Launching this year’s We Don’t Serve Teens campaign, the FTC and a coalition of private and public groups have materials available for businesses, parents, and others that support the legal drinking age of 21. If you’re an alcohol retailer — or have clients in the industry — you know that underage alcohol sales are illegal.
According to the ads, if you “carry on with your normal lifestyle” while wearing the Bio-Slim Patch, “repulsive, excess ugly fatty tissue will disappear at a spectacular rate.” (And by you, we don’t mean you, of course.) Promotions for Chinese Diet Tea promised similar miracles: “eliminates an amazing 91% of absorbed sugars,” “prevents 83% of fat absorption,” and “doubles your metabolic rate to burn calories faster.”
It used to be that the biggest issues at back-to-school time were finding everything on the school supplies list and remembering who likes the crusts cut off the brown bag PB&J. But nowadays, responsible adults need to consider the risks if children’s personal information — like a Social Security number on a registration form, permission slip, or health document — winds up in the wrong hands.
That email claiming to be from the FTC saying your business has complaints against it? It’s not from us. It’s a malicious hoax that may install malware on your computer if you click on it.
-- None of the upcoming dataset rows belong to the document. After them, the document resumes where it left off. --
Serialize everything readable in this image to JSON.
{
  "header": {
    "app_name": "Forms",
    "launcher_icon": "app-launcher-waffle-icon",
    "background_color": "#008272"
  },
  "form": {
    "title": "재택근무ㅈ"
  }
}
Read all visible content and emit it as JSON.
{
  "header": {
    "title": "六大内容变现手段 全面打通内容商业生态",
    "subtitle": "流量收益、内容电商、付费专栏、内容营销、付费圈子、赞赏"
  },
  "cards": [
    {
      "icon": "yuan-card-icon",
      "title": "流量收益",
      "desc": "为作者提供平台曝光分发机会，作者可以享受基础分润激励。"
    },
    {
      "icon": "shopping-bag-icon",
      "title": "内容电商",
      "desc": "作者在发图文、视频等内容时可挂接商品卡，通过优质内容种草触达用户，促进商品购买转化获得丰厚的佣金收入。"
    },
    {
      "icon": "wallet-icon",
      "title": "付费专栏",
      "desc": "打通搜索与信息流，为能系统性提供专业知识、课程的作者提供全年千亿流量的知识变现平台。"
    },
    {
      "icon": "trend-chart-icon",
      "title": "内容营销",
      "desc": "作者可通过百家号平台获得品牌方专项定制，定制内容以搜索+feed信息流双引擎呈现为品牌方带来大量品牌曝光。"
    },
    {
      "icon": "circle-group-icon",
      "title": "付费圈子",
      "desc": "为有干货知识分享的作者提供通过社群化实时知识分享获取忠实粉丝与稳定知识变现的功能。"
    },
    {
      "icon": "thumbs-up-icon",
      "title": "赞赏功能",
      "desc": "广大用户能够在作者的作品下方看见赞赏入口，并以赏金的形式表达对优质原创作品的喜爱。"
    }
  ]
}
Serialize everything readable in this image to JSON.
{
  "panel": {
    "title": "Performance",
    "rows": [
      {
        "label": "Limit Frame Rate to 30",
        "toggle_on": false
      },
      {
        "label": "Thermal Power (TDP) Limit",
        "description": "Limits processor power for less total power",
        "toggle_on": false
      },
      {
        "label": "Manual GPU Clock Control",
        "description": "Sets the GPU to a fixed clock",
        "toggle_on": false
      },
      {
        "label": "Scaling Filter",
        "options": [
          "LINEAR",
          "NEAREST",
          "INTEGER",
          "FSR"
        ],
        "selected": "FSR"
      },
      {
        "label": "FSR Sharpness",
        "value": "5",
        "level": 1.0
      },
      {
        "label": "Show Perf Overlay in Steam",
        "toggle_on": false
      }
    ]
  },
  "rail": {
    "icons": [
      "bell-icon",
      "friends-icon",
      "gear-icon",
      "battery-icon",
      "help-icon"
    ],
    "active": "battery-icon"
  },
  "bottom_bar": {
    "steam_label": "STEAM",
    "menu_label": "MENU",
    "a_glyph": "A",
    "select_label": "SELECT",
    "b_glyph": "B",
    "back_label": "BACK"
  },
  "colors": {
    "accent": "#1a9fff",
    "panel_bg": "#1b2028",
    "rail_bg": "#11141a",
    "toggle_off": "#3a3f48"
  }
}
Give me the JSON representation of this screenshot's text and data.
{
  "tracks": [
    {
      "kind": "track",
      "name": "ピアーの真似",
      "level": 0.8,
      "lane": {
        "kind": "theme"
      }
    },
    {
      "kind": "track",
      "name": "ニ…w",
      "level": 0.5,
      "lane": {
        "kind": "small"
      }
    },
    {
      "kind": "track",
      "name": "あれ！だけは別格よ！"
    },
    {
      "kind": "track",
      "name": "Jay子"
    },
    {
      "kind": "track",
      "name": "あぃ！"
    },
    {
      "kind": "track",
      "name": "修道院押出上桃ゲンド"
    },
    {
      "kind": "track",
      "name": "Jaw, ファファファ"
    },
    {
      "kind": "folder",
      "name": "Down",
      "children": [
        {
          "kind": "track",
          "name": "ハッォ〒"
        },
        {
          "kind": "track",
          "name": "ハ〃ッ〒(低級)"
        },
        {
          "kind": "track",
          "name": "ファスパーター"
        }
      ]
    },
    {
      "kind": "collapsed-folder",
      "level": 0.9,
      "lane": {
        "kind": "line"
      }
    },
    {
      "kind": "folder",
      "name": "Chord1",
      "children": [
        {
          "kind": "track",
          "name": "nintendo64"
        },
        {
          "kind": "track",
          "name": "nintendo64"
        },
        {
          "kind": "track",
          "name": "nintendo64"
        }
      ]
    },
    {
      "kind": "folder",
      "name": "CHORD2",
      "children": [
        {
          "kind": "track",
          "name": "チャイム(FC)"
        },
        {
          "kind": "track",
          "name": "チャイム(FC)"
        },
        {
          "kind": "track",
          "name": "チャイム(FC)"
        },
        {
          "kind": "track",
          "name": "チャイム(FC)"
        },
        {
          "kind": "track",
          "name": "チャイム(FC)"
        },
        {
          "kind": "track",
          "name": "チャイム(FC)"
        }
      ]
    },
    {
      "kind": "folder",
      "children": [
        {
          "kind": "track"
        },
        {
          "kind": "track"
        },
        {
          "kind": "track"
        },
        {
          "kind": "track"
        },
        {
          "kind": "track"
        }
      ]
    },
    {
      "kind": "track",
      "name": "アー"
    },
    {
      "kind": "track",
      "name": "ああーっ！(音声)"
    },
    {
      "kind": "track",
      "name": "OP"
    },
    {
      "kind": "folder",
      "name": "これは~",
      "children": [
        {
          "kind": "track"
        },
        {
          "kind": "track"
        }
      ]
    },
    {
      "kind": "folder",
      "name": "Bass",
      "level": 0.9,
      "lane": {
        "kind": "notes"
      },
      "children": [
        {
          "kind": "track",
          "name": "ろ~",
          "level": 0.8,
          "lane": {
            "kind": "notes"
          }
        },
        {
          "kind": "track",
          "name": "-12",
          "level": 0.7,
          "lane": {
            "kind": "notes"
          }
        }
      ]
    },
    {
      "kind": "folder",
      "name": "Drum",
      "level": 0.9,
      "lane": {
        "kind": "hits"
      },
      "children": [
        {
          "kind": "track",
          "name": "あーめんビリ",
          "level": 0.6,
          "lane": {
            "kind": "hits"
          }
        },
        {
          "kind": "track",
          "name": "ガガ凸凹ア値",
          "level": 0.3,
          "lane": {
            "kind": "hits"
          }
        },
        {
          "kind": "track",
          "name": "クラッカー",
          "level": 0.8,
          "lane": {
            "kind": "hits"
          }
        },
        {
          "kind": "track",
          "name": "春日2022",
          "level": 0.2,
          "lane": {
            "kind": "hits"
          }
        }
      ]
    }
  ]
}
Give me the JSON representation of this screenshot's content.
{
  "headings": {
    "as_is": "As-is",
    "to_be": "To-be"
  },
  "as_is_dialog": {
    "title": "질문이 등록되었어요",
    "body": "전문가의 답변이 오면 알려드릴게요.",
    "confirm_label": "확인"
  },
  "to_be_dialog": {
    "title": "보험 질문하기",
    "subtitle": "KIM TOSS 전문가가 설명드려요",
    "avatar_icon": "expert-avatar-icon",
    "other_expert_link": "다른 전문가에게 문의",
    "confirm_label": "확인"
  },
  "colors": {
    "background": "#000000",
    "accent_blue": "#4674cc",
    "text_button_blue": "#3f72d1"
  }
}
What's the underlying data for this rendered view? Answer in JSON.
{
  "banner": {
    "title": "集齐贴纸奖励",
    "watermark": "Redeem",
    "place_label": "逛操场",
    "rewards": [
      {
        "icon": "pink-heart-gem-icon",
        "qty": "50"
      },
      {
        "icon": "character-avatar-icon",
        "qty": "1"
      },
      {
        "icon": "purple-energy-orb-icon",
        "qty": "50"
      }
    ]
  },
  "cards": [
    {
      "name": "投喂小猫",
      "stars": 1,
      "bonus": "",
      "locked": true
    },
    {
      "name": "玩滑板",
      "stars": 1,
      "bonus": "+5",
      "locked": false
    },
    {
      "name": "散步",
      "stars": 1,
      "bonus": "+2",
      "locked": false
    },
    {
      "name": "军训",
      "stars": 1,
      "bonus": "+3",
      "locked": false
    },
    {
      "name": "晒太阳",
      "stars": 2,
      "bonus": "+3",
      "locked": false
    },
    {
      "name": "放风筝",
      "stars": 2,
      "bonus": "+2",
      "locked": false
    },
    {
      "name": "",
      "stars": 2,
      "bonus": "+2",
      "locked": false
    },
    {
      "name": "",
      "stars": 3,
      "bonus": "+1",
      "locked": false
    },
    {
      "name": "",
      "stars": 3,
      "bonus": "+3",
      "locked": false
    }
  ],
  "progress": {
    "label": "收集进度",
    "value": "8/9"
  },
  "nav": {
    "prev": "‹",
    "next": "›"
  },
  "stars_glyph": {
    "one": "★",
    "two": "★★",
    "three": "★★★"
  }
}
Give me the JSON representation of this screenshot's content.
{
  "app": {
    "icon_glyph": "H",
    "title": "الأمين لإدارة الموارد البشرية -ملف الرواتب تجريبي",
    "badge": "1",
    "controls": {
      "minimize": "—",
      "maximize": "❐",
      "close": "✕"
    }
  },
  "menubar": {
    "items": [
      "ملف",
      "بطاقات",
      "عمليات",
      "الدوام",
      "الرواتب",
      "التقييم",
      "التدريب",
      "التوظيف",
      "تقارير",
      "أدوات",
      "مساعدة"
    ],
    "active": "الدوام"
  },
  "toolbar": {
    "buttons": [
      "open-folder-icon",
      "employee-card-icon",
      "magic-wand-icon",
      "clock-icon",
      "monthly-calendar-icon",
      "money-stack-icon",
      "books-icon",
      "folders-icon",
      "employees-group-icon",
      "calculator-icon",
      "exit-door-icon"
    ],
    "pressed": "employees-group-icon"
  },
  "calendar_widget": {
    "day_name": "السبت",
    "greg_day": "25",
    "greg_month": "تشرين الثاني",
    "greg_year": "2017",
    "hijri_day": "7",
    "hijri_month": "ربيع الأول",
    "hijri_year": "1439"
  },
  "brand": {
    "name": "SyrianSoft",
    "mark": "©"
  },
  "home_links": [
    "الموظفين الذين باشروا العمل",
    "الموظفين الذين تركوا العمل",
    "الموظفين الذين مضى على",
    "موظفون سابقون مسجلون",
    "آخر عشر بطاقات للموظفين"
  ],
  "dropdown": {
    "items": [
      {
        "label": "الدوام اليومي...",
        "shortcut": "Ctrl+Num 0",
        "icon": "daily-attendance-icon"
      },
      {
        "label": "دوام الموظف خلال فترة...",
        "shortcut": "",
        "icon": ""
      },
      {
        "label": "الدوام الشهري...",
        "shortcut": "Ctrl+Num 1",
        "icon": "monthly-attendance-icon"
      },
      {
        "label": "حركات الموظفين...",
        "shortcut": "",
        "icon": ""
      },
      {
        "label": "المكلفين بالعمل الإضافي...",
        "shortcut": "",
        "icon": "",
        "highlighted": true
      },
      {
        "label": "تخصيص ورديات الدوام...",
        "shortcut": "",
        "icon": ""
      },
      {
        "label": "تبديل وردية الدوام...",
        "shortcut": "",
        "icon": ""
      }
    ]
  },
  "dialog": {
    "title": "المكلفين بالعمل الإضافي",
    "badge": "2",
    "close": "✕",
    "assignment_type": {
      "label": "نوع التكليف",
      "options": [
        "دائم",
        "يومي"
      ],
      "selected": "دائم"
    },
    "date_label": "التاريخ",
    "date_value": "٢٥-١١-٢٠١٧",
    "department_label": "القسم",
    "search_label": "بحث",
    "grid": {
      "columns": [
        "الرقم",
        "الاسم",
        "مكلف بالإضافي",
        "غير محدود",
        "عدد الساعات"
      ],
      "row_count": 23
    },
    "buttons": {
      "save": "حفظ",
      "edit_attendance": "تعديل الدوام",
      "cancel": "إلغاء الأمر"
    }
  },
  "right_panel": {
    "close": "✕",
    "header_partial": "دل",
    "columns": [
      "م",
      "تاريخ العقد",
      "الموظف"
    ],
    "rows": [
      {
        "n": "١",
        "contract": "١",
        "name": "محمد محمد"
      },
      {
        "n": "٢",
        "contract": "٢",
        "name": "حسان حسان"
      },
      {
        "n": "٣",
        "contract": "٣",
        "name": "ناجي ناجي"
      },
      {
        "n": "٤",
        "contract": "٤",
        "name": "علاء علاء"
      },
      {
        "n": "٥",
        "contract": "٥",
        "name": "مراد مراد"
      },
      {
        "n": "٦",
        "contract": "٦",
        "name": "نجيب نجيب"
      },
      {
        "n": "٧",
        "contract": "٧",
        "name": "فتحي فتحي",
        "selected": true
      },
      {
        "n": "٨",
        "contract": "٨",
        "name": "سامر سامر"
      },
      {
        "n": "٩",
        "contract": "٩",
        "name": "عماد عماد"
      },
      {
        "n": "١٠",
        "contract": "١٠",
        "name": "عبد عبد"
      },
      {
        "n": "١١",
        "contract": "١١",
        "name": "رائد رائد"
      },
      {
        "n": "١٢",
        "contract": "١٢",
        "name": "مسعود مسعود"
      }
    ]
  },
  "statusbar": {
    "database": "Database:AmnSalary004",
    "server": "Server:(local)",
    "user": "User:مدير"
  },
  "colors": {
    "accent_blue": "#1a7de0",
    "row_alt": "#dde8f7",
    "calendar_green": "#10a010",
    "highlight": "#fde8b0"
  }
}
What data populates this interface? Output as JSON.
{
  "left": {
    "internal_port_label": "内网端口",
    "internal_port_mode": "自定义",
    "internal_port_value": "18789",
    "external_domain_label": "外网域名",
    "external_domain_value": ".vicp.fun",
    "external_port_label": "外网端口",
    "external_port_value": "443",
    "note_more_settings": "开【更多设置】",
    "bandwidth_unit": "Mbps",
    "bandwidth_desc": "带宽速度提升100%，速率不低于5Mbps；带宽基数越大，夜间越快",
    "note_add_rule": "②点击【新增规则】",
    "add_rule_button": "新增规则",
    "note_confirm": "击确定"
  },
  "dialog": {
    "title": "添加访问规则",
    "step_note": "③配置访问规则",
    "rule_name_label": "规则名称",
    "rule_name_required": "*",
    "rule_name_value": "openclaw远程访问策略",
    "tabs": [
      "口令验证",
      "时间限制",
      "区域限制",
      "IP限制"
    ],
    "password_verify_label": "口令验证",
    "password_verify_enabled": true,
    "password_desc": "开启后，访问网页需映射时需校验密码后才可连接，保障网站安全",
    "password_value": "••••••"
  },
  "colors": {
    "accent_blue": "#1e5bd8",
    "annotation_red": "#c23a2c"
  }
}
What should you do?
Delete it. Don’t open it. Don’t click the links.